A complete shut-down of the 'Atlantic conveyor' is not considered a very likely outcome of global warming by most experts, but rather it is discussed as a low probability - high impact risk. "We're talking about a kind of accident in the climate system", says Rahmstorf. "The consequences are hard to foresee but could be severe, so it is best to minimise the risk."
The present study (to be published on December 6th in Geophysical Research Letters) helps to understand model differences and to develop better models with reduced uncertainty. The study is one of several international intercomparison projects looking at different aspects of the stability of ocean currents. In this way, scientists aim to provide society with a better foundation for assessing the risks involved in climate change.
The participating institutions:
- Potsdam Institute for Climate Impact Research, Potsdam, Germany
- Hadley Centre for Climate Prediction and Research, Met Office, Exeter, UK
- Institut d'Astronomie et de Géophysique Georges Lemaître, Université Catholique de Louvain, Louvain-la-Neuve, Belgium
- Joint Institute for the Study of the Atmosphere and the Oceans, University of Washington, Seattle, Washington, USA
- National Center for Atmospheric Research, Boulder, Colorado, USA
- Alfred Wegener Institute for Polar and Marine Research, Bremerhaven, Germany
- Southampton Oceanography Centre, Southampton, UK
- Department of Atmospheric and Oceanic Sciences, McGill University, Montreal, Quebec, Canada
- School of Earth and Ocean Sciences, University of Victoria, Victoria, British Columbia, Canada
For further information please contact
Prof Dr Stefan Rahmstorf, Potsdam Institute for Climate Impact Research (PIK), Phone:+49 (0)331 2882688, Fax: +49 (0)331 2882600, firstname.lastname@example.org
Dr Andrey Ganopolski, Potsdam Institute for Climate Impact Research (PIK), Phone:+49 (0)331 2882594, Fax: +49 (0)331 2882600, email@example.com

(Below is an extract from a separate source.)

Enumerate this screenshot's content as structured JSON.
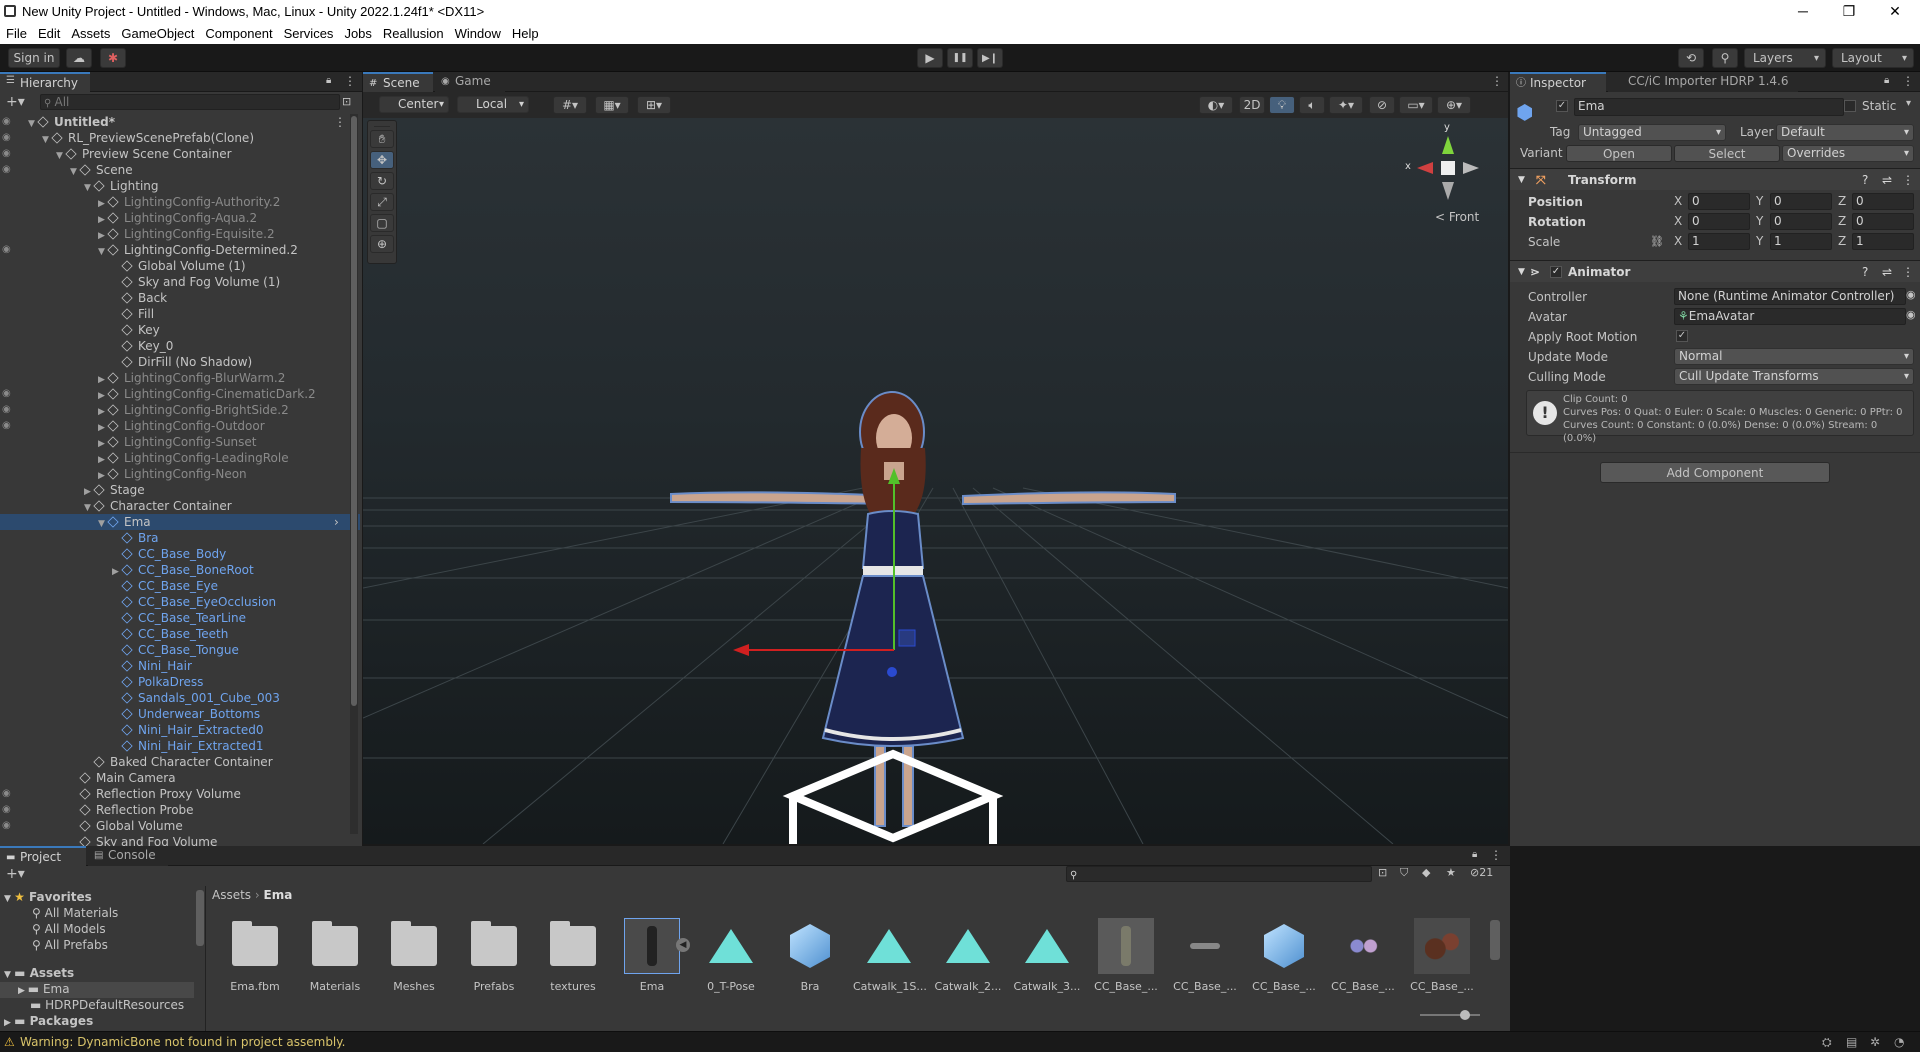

S.Rahmstorf, M. Crucifix, A. Ganopolski, H. Goosse, I. V. Kamenkovich, R. Knutti, G. Lohmann, R. Marsh, L. A. Mysak, Z. Wang, and A. J. Weaver, 2005: Thermohaline circulation hysteresis: a model intercomparison. Geophysical Research Letters, 32, L23605, doi:10.1029/2005GL023655